by Tony Maffei

Florence M. Harrison  1910 - 2004
After 93 years of a very eventful life, Florence Harrison passed away on March 4, 2004 in her Redondo Beach, CA home of 60 years. All of her early years were spent in Southern California. After achieving her Masters degree in Social Sciences she married Milo Harrison, an avid outdoorsman, who introduced her to the sports of rifle shooting and big game hunting, archery, and fresh and salt-water fishing. She excelled in all of these activities and even won an expert rifleman award for qualifying in the 200 to 1000 yard National Rifle Match course with the model 1903 military Springfield rifle. Being a female the government wouldn’t issue her the medal awarded for this achievement so her husband fabricated one and even inset a diamond.

To record their various activities they purchased a 21/4 X 31/4 Speed Graphic camera and set up a small darkroom in a corner of their bedroom. Florence soon had two children, Anita and James, to photograph and she was on her way. Her husband, Milo, was my best friend and I even helped her with her printing in 1936. She began photographing all of the neighborhood children and their pets that played with her two youngsters and developed a specialty for this field. She was using a 4x5 Graflex to help capture those fleeting expressions.

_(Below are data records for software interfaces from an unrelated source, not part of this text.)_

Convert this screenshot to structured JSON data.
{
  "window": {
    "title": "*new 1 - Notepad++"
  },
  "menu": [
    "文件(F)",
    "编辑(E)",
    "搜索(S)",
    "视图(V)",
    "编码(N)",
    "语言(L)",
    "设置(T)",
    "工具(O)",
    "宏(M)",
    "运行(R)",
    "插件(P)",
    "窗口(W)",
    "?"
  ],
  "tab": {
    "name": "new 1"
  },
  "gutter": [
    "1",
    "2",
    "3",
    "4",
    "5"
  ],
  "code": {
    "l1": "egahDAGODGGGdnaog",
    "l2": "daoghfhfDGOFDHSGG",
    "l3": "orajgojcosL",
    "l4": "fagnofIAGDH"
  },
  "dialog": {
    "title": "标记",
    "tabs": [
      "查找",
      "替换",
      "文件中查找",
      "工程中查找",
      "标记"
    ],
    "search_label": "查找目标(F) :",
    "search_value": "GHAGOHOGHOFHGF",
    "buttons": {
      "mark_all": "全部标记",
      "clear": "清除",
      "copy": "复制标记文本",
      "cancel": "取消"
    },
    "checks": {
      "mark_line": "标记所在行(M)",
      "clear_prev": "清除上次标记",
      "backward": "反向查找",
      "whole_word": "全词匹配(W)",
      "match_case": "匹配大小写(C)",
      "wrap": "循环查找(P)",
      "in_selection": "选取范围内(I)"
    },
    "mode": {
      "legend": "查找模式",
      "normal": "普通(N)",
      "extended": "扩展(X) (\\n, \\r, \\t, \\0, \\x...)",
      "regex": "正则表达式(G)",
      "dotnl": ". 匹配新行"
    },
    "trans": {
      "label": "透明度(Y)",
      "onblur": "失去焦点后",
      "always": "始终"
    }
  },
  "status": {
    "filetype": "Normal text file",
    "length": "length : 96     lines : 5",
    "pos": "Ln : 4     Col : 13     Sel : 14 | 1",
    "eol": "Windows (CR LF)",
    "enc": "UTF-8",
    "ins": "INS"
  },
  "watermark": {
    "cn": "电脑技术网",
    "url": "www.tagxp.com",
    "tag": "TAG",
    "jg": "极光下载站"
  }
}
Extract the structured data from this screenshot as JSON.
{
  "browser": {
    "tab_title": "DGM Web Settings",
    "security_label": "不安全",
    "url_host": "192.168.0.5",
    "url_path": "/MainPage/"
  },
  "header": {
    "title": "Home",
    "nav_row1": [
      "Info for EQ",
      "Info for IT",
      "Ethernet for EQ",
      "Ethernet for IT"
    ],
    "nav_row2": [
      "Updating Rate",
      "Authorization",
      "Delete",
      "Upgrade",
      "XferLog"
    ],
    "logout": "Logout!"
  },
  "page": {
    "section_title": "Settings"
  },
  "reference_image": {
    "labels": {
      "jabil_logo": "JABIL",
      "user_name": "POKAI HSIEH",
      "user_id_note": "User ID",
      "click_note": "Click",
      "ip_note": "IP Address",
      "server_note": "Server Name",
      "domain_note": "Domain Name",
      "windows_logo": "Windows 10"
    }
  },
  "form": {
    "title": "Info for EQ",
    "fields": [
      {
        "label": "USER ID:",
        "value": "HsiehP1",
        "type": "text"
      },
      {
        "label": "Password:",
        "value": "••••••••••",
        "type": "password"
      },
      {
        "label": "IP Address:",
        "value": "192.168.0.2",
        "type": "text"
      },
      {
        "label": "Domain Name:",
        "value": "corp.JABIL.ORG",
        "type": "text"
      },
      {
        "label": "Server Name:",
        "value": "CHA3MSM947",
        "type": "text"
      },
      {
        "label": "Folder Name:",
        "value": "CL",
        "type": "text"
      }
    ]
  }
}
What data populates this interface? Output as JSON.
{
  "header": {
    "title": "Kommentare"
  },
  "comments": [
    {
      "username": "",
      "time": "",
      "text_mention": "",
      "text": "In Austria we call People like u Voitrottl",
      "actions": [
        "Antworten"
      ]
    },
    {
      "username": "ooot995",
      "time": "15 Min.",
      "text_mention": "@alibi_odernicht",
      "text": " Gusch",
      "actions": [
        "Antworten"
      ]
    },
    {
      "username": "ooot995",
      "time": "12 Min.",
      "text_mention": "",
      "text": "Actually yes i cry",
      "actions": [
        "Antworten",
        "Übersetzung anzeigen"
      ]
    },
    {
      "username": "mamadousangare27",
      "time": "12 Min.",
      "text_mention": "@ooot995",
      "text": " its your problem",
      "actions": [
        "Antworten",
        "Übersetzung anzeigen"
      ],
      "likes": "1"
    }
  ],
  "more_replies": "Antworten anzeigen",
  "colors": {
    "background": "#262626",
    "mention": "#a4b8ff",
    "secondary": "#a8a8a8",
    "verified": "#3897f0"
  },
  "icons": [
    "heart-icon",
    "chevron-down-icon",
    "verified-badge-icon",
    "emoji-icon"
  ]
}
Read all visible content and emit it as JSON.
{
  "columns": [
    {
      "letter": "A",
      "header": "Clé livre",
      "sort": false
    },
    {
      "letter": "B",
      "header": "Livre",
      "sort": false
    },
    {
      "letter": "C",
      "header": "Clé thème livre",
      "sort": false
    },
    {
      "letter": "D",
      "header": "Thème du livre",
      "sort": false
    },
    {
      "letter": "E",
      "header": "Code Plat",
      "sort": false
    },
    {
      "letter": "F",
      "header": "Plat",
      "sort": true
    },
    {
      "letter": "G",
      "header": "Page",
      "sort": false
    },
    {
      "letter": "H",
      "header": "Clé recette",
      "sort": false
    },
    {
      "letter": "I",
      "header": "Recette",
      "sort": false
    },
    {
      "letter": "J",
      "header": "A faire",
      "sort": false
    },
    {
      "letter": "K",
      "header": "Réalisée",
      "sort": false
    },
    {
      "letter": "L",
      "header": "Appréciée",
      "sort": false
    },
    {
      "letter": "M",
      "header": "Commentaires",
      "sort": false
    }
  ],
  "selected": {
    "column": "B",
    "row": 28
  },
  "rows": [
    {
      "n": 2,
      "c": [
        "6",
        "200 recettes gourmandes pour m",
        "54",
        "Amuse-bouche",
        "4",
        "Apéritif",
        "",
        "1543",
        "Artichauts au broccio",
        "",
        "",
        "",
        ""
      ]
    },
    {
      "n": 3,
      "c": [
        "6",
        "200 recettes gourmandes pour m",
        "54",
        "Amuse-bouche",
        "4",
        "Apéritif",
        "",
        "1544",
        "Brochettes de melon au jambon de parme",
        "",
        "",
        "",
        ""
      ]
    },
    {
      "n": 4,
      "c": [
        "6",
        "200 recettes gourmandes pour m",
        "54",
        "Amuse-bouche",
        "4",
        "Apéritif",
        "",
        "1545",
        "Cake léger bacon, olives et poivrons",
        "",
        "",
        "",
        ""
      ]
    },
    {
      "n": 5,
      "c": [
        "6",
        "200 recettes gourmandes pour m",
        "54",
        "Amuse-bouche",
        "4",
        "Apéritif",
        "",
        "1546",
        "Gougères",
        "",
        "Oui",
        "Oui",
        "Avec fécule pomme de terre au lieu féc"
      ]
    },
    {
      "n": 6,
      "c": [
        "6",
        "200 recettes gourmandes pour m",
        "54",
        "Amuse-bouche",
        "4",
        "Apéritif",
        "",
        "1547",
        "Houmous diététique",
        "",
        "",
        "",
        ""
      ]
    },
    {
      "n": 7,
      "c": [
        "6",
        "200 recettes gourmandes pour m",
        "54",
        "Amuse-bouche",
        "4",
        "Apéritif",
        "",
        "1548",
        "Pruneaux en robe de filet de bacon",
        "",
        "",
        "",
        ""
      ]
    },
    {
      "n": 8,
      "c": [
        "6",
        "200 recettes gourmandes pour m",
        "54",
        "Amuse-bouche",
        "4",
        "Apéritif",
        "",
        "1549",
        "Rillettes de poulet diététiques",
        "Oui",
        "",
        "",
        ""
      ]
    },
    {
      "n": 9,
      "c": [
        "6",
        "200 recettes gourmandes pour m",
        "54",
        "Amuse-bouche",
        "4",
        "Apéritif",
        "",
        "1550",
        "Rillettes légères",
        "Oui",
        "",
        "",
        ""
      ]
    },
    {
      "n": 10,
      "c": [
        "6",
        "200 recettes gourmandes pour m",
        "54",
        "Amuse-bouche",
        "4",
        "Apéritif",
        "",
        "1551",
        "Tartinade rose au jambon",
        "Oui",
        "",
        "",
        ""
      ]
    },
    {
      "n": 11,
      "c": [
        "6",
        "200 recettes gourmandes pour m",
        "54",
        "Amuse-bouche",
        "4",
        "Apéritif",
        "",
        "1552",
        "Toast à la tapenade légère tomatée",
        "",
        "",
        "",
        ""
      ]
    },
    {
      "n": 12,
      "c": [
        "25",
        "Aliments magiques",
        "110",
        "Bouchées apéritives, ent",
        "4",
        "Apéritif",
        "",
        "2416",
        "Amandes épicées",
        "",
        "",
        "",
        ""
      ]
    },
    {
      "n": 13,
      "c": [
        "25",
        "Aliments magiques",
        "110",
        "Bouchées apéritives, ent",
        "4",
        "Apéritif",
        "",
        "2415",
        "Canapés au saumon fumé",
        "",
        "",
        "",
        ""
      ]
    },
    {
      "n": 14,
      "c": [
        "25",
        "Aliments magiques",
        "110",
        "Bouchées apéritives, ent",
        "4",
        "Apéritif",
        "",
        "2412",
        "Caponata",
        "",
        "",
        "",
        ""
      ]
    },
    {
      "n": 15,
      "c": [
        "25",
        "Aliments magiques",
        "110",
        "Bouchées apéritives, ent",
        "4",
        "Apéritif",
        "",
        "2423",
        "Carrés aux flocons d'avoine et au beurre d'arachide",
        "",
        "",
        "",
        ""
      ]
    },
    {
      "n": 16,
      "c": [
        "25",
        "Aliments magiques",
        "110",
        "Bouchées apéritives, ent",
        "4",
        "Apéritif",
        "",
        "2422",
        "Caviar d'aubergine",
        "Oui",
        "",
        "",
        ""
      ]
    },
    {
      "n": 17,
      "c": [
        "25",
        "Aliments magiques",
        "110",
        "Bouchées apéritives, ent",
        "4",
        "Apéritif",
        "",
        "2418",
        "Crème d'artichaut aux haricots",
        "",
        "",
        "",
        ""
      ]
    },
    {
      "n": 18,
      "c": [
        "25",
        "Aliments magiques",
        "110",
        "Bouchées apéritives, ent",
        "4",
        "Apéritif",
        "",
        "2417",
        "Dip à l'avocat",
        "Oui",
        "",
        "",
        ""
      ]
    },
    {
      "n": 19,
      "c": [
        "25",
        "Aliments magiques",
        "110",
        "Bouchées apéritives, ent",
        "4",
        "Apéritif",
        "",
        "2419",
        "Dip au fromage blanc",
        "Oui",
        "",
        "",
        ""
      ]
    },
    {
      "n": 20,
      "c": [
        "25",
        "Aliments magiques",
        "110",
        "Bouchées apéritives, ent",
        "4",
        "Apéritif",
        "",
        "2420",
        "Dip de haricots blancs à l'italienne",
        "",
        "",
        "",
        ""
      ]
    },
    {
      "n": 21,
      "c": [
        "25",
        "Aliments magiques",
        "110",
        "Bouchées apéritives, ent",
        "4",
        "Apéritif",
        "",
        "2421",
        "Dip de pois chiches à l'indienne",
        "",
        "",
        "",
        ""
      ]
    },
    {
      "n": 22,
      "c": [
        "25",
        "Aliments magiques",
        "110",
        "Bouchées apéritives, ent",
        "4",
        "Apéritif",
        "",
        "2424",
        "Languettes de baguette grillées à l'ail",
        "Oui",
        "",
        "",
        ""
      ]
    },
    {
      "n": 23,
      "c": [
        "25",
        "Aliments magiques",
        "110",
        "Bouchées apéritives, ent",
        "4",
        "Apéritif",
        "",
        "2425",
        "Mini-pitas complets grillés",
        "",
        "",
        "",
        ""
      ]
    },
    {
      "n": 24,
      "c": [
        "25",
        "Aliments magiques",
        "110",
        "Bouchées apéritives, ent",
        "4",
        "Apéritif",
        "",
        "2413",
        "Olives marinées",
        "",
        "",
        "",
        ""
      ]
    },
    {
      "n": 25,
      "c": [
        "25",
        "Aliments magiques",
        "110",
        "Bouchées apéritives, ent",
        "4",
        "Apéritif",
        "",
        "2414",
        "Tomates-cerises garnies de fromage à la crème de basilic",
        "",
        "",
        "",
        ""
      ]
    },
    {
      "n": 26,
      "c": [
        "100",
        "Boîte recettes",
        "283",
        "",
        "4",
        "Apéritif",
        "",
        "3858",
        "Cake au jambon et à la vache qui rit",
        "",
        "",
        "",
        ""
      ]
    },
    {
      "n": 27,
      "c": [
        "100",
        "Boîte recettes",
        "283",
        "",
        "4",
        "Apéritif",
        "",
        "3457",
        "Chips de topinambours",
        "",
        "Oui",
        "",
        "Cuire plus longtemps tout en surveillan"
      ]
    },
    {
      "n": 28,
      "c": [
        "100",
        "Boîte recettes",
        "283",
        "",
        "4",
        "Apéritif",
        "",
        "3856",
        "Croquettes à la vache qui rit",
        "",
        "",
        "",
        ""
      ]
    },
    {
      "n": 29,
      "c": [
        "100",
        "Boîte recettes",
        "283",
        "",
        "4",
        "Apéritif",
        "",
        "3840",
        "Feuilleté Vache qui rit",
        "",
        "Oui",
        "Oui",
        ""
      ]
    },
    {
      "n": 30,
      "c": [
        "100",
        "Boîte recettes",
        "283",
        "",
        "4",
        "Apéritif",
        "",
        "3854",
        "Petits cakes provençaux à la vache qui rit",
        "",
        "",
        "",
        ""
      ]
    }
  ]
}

In 1947 she helped form the fledgling South Bay Camera Club and began her life’s work as a competitive photographer and winning her share of awards. In 1952 she joined the PSA and joined the CLICK CHICKS CAMERA CLUB. It is still a functional club without dues, constitution, officers or male members. . Their motto was “Out of the Kitchen and into the Darkroom”!

The PSA allowed her to express her full talent as a print maker and she quickly became a strong competitor and won the status of the FPSA rating with the five star, ruby, Steuben glass and Kinsley awards. She was also active in the affairs of PSA by attending conventions, serving on various boards and committees, and lecturing. Her PSA audio and slide program, “Clicking the Camera at Kids, Cats and Canines” is still in demand by camera clubs across the country.

Milo died in 1972 but Florence kept up her camera activities and married Ed Field, a pictorial photographer and member of the Circle of Confusion club in Whittier. Ed liked to travel and together they visited 11 foreign countries that gave her the possibility to take more prize-winning shots. China was so fascinating that she made five trips to that exciting country.

Ed passed away after a long illness and at the suggestion of our two families; Florence and I renewed our friendship and married in 1989. Our first action was to take a thirty-day trip to Thailand and China then purchased a motor home with which we traveled 100,000 miles in the following twelve years. Our trips covered all of the North American Continent from coast to coast and north of the Arctic Circle to Belize in the south. We shot photos all the way and developed the negatives from our 21/4 x 21/4 cameras on the spot in the motor home. Our biggest problem was trying to figure out who saw a picture possibility first and thereby had the right to enter it in the next club competition! As black and white competition declined and digital cameras became the norm we sadly put our cameras on the shelf. All who knew her will miss Florence.

by Homer J. Lockwood